Jason Reitman puts Josh Brolin's handsomely rugged features and deep well of vulnerability to powerful use in his latest "Labor Day," which recently officially premiered at the Toronto International Film Festival after previewing to great word of mouth in Telluride (go here for Indiewire's glowing review).
In the drama (based on a novel by Joyce Maynard and written for the screen by Reitman) Brolin plays an escaped convict who finds refuge in the home of a depressed single mother (Kate Winslet) and her son (Gattlin Griffith). As police troll the town, Brolin's character gradually reveals his true colors and falls for his new 'family' in the process.
Indiewire sat down with Brolin in New York the morning following the world premiere to discuss the film, working opposite Winslet, and why he found the role so challenging.
I saw the film at a press screening. How did the premiere last night go?
Really well. I was really amazed at the reactions. Everybody seemed to react to it viscerally instead of... a lot of Jason’s films are so dialogue-driven and so kind of intellectually satisfying. I know they were expecting to be Reitmaned and they were Reitmaned in a totally different way that they weren’t expecting, which I think is really nice. It’s especially nice for him, I think. Kate [Winslet] and I have been through enough different kinds of movies and parts. But when you’re a filmmaker and you’ve only made five films and especially when your other four films are like they are, it’s got to be really satisfying for him.
Like you said, this does mark new territory for Reitman. What gave you the confidence that he could do justice to his beautiful script?
You don’t know, you don’t know ever. But you have a good track record, or he has a good track record, but with a different type of genre. He’s good at nuance though, he’s really good at—whether it’s funny whether it’s dialogue-driven whether it’s... you know most things are intellectualized.
Jason Bateman in "Juno" I thought was fantastic. I thought what he did with Jennifer Garner in "Juno" was great. So that’s what I wanted from him as an experience.
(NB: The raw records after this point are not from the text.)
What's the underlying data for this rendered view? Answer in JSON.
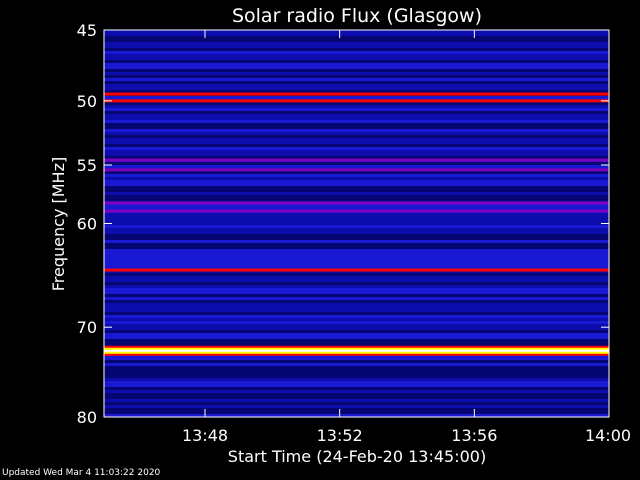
{
  "chart_data": {
    "type": "heatmap",
    "title": "Solar radio Flux (Glasgow)",
    "xlabel": "Start Time (24-Feb-20 13:45:00)",
    "ylabel": "Frequency [MHz]",
    "x_range": [
      "13:45:00",
      "14:00:00"
    ],
    "y_range_mhz": [
      45,
      80
    ],
    "y_scale": "log",
    "y_ticks": [
      "45",
      "50",
      "55",
      "60",
      "70",
      "80"
    ],
    "x_ticks": [
      "13:48",
      "13:52",
      "13:56",
      "14:00"
    ],
    "colormap": [
      "#000080",
      "#0000ff",
      "#8000c0",
      "#ff0000",
      "#ffff00",
      "#ffffff"
    ],
    "bands": [
      {
        "freq_mhz": 49.5,
        "level": "high"
      },
      {
        "freq_mhz": 50.0,
        "level": "high"
      },
      {
        "freq_mhz": 54.6,
        "level": "medium"
      },
      {
        "freq_mhz": 55.4,
        "level": "medium"
      },
      {
        "freq_mhz": 58.2,
        "level": "medium"
      },
      {
        "freq_mhz": 58.9,
        "level": "medium"
      },
      {
        "freq_mhz": 64.3,
        "level": "high"
      },
      {
        "freq_mhz": 72.5,
        "level": "saturated"
      }
    ]
  },
  "footer": "Updated Wed Mar  4 11:03:22 2020"
}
I knew him. I met him for this film then we became friends then we tried to get Kate, then Kate couldn’t do it, then I went off and did "Men in Black" or something and he went off and did "Young Adult," so it was a year and a half of being friends before we started I think, which made it even more awkward because once we ended up on the set I got into work mode. He got into a different mode where he’s directing and he’s telling me what to do and I wasn’t used to that. So it ultimately was kind of an exposing uncomfortable—even though we had a great time and we laughed a lot—it was an exposing, uncomfortable experience because I thought, he doesn’t want me to do anything, I don’t feel like I’m 'doing.' I’m working my ass off but he doesn’t want me to move, he doesn’t want me looking around. All that distracting acting that you think is acting ultimately. My fear was that it was going to be incredibly boring, or at least that I was going to be boring and that it would hurt the film. Apparently not, apparently, I still look at it and I’m just like, "Just move dude, move!" But there was something that I experienced last night that I was really happy about and that’s when the guy finally does smile, you feel it. It’s not just you’re seeing a guy like me who is animated. When he smiles it has weight to it, which is really nice. Then I understood it all of a sudden, I understood it. I’m a little slow to it.
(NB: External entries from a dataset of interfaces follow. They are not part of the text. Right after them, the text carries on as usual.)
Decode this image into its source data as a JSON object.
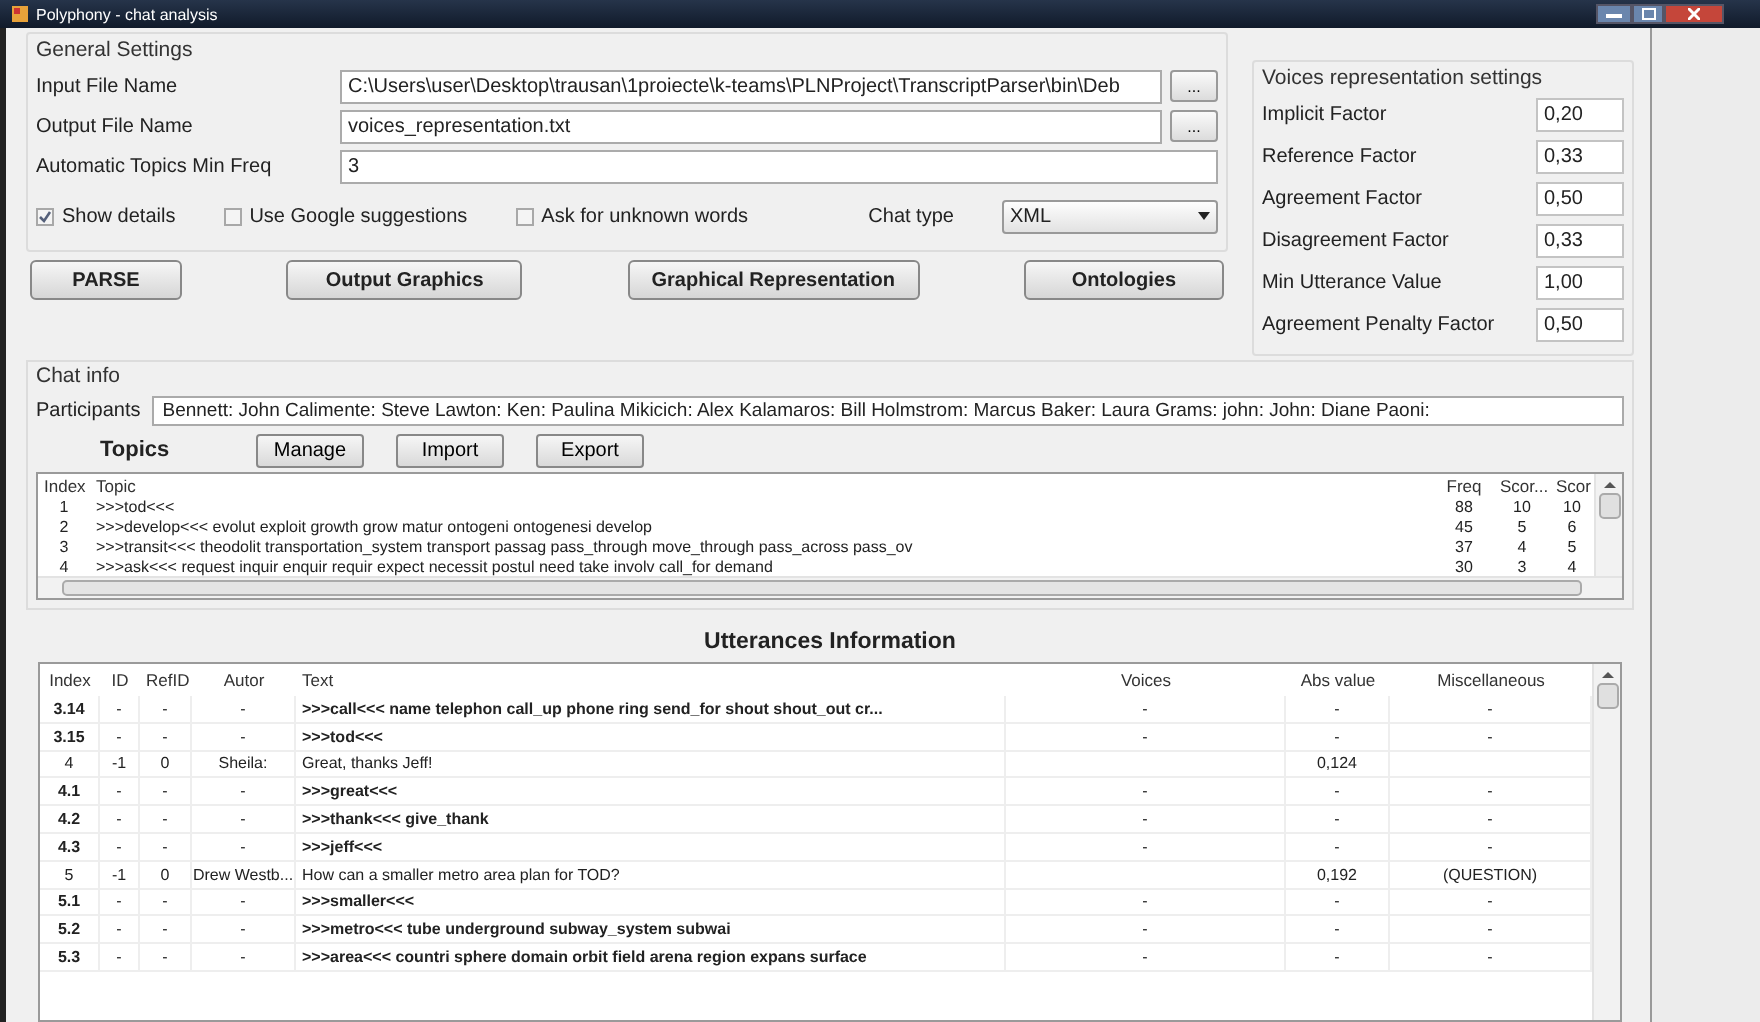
{
  "window": {
    "title": "Polyphony - chat analysis"
  },
  "general_settings": {
    "title": "General Settings",
    "fields": [
      {
        "label": "Input File Name",
        "value": "C:\\Users\\user\\Desktop\\trausan\\1proiecte\\k-teams\\PLNProject\\TranscriptParser\\bin\\Deb",
        "browse": "..."
      },
      {
        "label": "Output File Name",
        "value": "voices_representation.txt",
        "browse": "..."
      },
      {
        "label": "Automatic Topics Min Freq",
        "value": "3"
      }
    ],
    "checkboxes": [
      {
        "label": "Show details",
        "checked": true
      },
      {
        "label": "Use Google suggestions",
        "checked": false
      },
      {
        "label": "Ask for unknown words",
        "checked": false
      }
    ],
    "chat_type": {
      "label": "Chat type",
      "value": "XML"
    }
  },
  "buttons": [
    "PARSE",
    "Output Graphics",
    "Graphical Representation",
    "Ontologies"
  ],
  "voices_settings": {
    "title": "Voices representation settings",
    "fields": [
      {
        "label": "Implicit Factor",
        "value": "0,20"
      },
      {
        "label": "Reference Factor",
        "value": "0,33"
      },
      {
        "label": "Agreement Factor",
        "value": "0,50"
      },
      {
        "label": "Disagreement Factor",
        "value": "0,33"
      },
      {
        "label": "Min Utterance Value",
        "value": "1,00"
      },
      {
        "label": "Agreement Penalty Factor",
        "value": "0,50"
      }
    ]
  },
  "chat_info": {
    "title": "Chat info",
    "participants_label": "Participants",
    "participants": "Bennett: John Calimente: Steve Lawton: Ken: Paulina Mikicich: Alex Kalamaros: Bill Holmstrom: Marcus Baker: Laura Grams: john: John: Diane Paoni:"
  },
  "topics": {
    "title": "Topics",
    "buttons": [
      "Manage",
      "Import",
      "Export"
    ],
    "columns": [
      "Index",
      "Topic",
      "Freq",
      "Scor...",
      "Scor"
    ],
    "rows": [
      [
        "1",
        ">>>tod<<<",
        "88",
        "10",
        "10"
      ],
      [
        "2",
        ">>>develop<<< evolut exploit growth grow matur ontogeni ontogenesi develop",
        "45",
        "5",
        "6"
      ],
      [
        "3",
        ">>>transit<<< theodolit transportation_system transport passag pass_through move_through pass_across pass_ov",
        "37",
        "4",
        "5"
      ],
      [
        "4",
        ">>>ask<<< request inquir enquir requir expect necessit postul need take involv call_for demand",
        "30",
        "3",
        "4"
      ]
    ]
  },
  "utterances": {
    "title": "Utterances Information",
    "columns": [
      "Index",
      "ID",
      "RefID",
      "Autor",
      "Text",
      "Voices",
      "Abs value",
      "Miscellaneous"
    ],
    "rows": [
      {
        "kind": "concept",
        "cells": [
          "3.14",
          "-",
          "-",
          "-",
          ">>>call<<< name telephon call_up phone ring send_for shout shout_out cr...",
          "-",
          "-",
          "-"
        ]
      },
      {
        "kind": "concept",
        "cells": [
          "3.15",
          "-",
          "-",
          "-",
          ">>>tod<<<",
          "-",
          "-",
          "-"
        ]
      },
      {
        "kind": "utterance",
        "cells": [
          "4",
          "-1",
          "0",
          "Sheila:",
          "Great, thanks Jeff!",
          "",
          "0,124",
          ""
        ]
      },
      {
        "kind": "concept",
        "cells": [
          "4.1",
          "-",
          "-",
          "-",
          ">>>great<<<",
          "-",
          "-",
          "-"
        ]
      },
      {
        "kind": "concept",
        "cells": [
          "4.2",
          "-",
          "-",
          "-",
          ">>>thank<<< give_thank",
          "-",
          "-",
          "-"
        ]
      },
      {
        "kind": "concept",
        "cells": [
          "4.3",
          "-",
          "-",
          "-",
          ">>>jeff<<<",
          "-",
          "-",
          "-"
        ]
      },
      {
        "kind": "utterance",
        "cells": [
          "5",
          "-1",
          "0",
          "Drew Westb...",
          "How can a smaller metro area plan for TOD?",
          "",
          "0,192",
          "(QUESTION)"
        ]
      },
      {
        "kind": "concept",
        "cells": [
          "5.1",
          "-",
          "-",
          "-",
          ">>>smaller<<<",
          "-",
          "-",
          "-"
        ]
      },
      {
        "kind": "concept",
        "cells": [
          "5.2",
          "-",
          "-",
          "-",
          ">>>metro<<< tube underground subway_system subwai",
          "-",
          "-",
          "-"
        ]
      },
      {
        "kind": "concept",
        "cells": [
          "5.3",
          "-",
          "-",
          "-",
          ">>>area<<< countri sphere domain orbit field arena region expans surface",
          "-",
          "-",
          "-"
        ]
      }
    ]
  }
}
Your character has this fascinating duality. He's a criminal with a mysterious past who essentially kidnaps a mother and her son, and yet he's an incredibly sympathetic character. How did you balance that?
I liked the idea that he was so vulnerable. I was very exposed during that whole shoot because I was spending a lot of time on my own when I wasn’t on the set. I didn’t have a partner there with me so it was very quiet in my house. I was baking a lot of fucking pies, trying to get good at that. And then when I was on the set just because of the nature of how quiet the tone is and how still the tone is, it was very exposing. It was just like if I were to do this interview with you just standing like this [Brolin gets up and stands over his chair] the whole time. [He sits back down.] I would shake sometimes on the set and think what the fuck is happening. Weird, just a weird experience. But it all showed up in the role.